- A new category of agent, "licensee in charge", which is subject to strict supervision
- Higher requirements for both conduct and accountability with reference to real estate agents
- More supervision for trust accounts (that hold your deposit when you purchase property)
- Greater disciplinary powers to suspend or cancel licenses when the consumer faces significant levels of risk
"Consumers need certainty that suitably qualified agents are managing this process"
"Purchasing or selling a property is often a life-changing decision and consumers need certainty that suitably qualified agents are managing this process," noted Minister for Innovation and Better Regulation Victor Dominello.
With submissions only open until December 5, there isn't a lot of time to submit. Even if you don't have anything to add, the changes will be well worth following.

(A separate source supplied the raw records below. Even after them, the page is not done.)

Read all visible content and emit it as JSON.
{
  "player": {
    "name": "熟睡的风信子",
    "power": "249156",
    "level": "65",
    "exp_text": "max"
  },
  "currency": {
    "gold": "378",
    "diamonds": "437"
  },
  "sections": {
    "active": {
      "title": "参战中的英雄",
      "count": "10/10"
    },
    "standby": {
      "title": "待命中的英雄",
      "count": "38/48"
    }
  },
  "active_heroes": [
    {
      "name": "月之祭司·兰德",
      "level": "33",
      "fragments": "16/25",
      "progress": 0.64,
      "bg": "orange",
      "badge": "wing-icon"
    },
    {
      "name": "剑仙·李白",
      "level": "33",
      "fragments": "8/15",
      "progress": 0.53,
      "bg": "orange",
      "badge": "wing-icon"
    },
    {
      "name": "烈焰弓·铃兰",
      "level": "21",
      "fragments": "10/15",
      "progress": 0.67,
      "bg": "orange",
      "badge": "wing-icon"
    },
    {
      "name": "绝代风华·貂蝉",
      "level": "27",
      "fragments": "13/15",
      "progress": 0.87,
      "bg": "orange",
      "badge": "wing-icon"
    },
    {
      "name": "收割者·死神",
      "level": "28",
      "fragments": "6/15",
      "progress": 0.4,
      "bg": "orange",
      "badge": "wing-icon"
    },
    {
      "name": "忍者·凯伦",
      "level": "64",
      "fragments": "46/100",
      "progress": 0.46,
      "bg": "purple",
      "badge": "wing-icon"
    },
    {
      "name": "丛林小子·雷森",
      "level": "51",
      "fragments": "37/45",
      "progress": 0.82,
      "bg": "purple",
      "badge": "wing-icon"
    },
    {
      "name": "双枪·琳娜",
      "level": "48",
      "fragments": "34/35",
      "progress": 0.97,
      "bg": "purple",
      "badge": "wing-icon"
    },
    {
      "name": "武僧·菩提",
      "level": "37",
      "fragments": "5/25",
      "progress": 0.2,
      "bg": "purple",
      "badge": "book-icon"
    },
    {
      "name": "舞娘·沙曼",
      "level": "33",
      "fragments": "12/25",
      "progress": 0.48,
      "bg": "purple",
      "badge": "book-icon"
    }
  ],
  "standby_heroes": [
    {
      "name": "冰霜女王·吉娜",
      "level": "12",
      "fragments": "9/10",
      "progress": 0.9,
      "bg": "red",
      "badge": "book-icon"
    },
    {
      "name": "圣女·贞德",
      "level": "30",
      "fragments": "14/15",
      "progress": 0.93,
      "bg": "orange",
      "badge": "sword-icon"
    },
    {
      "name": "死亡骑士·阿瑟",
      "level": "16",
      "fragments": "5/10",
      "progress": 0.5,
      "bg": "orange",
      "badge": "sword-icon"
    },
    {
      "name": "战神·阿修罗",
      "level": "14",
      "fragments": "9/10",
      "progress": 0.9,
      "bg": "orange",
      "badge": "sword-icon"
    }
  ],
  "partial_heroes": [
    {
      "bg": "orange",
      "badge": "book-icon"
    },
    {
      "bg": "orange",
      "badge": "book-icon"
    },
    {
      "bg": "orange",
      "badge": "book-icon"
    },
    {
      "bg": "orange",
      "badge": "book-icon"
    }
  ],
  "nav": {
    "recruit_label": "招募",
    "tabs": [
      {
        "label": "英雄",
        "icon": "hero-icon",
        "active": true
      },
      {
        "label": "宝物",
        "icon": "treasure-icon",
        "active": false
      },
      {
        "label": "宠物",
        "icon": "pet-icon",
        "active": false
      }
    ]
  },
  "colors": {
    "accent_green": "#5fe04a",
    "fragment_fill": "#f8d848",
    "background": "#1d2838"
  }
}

Ensuring the best service when you buy property
As NSW Fair Trading points out, and as you may have already experienced when buying or leasing luxury apartments, agents handle a lot of your money. As such, there needs to be a strong framework for best practice in ethics and competence in the real estate industry.
By engaging with the property agent industry as well as the wider public, the NSW government should put together a strong set of legislation to ensure that people can buy real estate with confidence in the people they're working with.
Some 70 per cent of people surveyed by CoreLogic RP Data in November thought that now was a good time to buy real estate, despite rising prices in most capital cities. With so many people keen on the market, it's more important than ever that we have the regulatory framework to make sure people can do so safely.